The Revenants were born into a scene of raucous punk shows at long-defunct all-ages venues such as Pandamonium, Primizie's and Sparks — a scene that's been re-imagined and reborn over and over again since the band members' high school days in the mid-1990s.
When Jason Whitworth launched this menacing horror punk outfit in 1996 in the vein of The Misfits, Louisville suffered no dearth of loud, frightening punk and hardcore acts. While the city's South End-based metal scene is ascendant — and accepting of a noisy punk band — The Revenants are among the few remaining punk bands left from the old scene.
“To me, it's the work that goes into it, not the stages or clubs we're playing in,” said bassist Gabrielle Kays. “(Fans) know we put on a good show.”
No matter. The Revenants have endured, and sometimes flourished.
It's a bit of a surprise. Louisville is known for its patience with loud, odd bands, but The Revenants are noisy, brutal and theatric, drawing on horror punk, metal and Goth influences
The band sometimes dons face paint, not unlike The Misfits, and often work props into the act. Few black-leather-and-studs-wearing teenagers watching this band at Pandamonium in 1999 would have expected The Revenants to be the last band standing from that era.
Nostalgia is fine, but The Revenants aren't dying off any time soon.
The band's fourth album is planned for release this summer and will be followed by touring.

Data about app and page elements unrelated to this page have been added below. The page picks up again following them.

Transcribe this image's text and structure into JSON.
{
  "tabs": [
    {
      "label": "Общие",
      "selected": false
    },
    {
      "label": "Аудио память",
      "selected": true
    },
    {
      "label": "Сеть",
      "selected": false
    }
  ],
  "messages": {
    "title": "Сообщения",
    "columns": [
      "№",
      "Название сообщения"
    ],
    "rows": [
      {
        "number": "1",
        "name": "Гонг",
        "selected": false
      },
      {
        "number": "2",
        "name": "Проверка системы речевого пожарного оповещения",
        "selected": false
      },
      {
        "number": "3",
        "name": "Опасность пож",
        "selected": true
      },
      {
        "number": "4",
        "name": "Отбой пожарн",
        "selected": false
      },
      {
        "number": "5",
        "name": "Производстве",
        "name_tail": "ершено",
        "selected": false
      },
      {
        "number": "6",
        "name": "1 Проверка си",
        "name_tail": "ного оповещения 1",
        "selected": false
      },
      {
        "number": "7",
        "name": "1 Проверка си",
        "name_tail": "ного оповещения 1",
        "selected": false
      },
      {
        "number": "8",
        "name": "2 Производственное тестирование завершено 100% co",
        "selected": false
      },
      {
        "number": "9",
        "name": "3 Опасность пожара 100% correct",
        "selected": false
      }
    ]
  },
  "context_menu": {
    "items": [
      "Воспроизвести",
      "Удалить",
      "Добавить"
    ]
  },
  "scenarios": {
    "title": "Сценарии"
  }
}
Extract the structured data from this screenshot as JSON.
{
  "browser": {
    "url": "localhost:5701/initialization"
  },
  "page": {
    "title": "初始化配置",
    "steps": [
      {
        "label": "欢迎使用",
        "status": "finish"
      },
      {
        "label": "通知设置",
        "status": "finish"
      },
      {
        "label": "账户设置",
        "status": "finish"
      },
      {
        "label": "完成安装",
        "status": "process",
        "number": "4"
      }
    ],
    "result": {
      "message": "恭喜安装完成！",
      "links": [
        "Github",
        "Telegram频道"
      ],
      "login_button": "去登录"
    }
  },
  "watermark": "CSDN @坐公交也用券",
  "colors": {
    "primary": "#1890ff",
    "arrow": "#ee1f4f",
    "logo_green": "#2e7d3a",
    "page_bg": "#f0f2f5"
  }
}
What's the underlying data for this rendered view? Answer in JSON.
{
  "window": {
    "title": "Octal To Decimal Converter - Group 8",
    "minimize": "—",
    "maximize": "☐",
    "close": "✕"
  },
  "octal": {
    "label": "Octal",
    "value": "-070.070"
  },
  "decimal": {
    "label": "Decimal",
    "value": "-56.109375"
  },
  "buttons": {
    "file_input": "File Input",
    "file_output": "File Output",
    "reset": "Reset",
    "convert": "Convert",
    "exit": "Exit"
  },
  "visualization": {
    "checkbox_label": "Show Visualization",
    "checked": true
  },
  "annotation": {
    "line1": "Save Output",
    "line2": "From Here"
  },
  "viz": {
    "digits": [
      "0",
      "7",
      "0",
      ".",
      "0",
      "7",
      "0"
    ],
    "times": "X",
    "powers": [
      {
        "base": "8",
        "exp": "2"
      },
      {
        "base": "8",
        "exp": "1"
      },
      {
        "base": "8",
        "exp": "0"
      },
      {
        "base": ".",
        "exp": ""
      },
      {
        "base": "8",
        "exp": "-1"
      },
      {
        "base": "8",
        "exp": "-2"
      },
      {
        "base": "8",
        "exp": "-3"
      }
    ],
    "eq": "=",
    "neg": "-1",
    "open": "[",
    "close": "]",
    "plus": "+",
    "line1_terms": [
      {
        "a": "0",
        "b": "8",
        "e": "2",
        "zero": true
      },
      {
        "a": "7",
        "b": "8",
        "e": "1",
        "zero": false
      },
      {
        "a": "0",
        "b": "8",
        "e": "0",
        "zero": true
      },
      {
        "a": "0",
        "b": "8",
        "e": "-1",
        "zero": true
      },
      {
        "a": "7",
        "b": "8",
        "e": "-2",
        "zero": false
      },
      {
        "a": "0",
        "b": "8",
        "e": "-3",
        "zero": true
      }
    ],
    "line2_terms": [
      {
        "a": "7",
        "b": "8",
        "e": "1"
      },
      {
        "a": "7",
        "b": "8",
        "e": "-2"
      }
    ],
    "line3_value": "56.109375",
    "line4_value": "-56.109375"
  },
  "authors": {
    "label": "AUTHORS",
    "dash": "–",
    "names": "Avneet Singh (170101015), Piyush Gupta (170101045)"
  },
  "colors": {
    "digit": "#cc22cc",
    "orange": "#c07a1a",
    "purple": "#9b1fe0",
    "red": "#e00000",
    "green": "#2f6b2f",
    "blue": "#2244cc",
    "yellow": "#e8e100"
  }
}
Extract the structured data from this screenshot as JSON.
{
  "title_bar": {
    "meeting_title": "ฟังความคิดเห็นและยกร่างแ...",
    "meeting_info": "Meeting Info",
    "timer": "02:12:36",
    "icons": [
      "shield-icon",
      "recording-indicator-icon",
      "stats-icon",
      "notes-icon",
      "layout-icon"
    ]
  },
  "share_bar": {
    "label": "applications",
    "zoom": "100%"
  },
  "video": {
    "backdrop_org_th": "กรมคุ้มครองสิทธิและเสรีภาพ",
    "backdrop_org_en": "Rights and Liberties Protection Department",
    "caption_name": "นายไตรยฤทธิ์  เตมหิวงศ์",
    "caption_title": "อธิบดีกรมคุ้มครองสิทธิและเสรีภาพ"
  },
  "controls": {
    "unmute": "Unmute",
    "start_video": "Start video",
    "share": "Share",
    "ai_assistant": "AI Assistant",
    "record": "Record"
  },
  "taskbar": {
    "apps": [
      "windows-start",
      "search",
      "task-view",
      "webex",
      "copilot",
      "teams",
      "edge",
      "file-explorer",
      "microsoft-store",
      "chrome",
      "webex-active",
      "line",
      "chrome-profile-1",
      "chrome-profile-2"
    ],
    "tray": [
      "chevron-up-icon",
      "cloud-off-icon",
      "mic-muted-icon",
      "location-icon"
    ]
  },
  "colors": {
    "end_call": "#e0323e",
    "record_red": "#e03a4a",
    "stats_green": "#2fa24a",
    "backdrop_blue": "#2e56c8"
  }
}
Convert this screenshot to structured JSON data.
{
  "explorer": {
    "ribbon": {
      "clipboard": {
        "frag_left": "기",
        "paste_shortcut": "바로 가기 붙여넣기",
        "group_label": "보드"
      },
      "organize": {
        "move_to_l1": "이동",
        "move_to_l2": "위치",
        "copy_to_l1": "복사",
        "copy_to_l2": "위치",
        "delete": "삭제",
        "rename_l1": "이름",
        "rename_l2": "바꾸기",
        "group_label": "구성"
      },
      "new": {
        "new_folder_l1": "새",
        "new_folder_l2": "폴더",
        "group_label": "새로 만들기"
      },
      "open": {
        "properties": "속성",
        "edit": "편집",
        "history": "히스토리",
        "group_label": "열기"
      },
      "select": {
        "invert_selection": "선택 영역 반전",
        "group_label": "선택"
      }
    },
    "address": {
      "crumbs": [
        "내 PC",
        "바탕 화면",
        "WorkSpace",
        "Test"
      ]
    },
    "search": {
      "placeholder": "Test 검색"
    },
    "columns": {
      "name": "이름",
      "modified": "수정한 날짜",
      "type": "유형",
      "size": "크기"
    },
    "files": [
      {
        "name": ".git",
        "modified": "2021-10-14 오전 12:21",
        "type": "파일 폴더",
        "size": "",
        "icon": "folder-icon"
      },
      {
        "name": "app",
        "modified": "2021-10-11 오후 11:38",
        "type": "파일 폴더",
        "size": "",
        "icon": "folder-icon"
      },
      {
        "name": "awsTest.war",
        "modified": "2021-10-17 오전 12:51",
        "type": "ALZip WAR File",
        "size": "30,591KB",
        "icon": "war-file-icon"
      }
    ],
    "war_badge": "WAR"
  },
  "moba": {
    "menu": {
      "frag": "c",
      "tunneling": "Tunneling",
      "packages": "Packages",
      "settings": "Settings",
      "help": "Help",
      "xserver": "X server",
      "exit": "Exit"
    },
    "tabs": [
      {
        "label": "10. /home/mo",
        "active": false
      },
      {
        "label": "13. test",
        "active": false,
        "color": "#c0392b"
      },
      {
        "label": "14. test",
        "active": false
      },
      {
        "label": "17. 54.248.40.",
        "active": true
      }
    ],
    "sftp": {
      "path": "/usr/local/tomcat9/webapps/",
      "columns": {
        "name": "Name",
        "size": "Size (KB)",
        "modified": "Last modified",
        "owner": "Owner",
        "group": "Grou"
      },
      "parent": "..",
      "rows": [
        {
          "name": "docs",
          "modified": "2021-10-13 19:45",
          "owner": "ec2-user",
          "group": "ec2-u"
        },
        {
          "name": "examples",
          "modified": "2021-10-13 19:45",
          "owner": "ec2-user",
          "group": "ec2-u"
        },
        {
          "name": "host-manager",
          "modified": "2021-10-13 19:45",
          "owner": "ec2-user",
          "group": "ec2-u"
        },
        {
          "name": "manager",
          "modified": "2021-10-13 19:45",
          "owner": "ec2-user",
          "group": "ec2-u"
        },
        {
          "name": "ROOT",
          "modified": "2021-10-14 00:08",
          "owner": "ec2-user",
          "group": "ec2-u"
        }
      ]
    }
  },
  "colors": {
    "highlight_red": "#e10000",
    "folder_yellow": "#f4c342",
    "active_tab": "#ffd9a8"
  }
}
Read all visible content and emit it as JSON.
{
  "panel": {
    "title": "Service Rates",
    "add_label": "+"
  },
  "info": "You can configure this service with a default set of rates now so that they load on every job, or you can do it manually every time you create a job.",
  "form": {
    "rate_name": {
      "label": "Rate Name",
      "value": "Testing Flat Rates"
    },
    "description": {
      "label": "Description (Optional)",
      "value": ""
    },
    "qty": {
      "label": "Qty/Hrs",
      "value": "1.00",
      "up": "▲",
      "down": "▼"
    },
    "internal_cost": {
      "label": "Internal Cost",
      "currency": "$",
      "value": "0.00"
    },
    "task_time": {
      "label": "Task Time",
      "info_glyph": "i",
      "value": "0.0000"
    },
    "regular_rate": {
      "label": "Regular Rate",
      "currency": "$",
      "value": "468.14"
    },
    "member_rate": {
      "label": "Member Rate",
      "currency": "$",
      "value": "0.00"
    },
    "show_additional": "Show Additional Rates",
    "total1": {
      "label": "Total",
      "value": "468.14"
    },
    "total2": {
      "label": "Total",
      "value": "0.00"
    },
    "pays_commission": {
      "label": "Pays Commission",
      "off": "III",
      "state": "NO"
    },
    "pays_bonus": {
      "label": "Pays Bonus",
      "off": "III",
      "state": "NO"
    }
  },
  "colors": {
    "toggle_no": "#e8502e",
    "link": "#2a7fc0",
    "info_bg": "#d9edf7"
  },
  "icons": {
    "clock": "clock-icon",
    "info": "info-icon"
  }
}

Beforehand, The Revenants will perform Friday at the South by South End Music & Art Festival, the third itineration of a fest that has evolved from a South End lovefest to a three-day celebration of the Louisville metal and heavy rock scenes.
“A lot of the punk bands dried up, but there are so many metal bands,” Kays said. “They're doing the same thing — DIY, putting out their own records, booking their own shows. I think Louisville has always been an indie rock kind of town. That's great for some people, but not for us.”
The Revenants don't tout the South End roots of other SXSE acts such as Stonecutters — with whom The Revenants often share bills — but the band can commiserate with the perception of South End bands as outsiders in Louisville's greater music scene. Last year's SXSE was packed with bands that often played with The Revenants, and Kays said they lobbied to be included in this year's bill.
The Revenants began as a high school project for Kays, Whitworth and a litany of friends who are past members of the band. Today's lineup includes William Ragland on guitar, Roger Leasor on keyboards and Chris Smith on drums.
The band has evolved from pure horror punk to a nuanced, noisy mesh of the dark arts of music, although it is still saddled with a comparison to The Misfits, an identity crisis that has endured 14 years after its expiration date.
“It's something of a thorn in our sides,” Kays said. “The, ‘Oh, that's that Misfits band.' I love that band, but we don't sound like that. People attached that to us because we were into theatrical punk, but we're a lot more technical and a lot more thrashing.”
Of course, the band hasn't shied away from face paint. “If people come out to see you, you've got to put on a show — lights, makeup, blood,” she said.
The attention to the live show will bleed into the as-yet-unnamed new album, a follow-up to 2007's self-released “Hand of Midnight.”
“We want it to have more of a raw, live band feel,” Kays said. “I'd like to better capture the aggression.”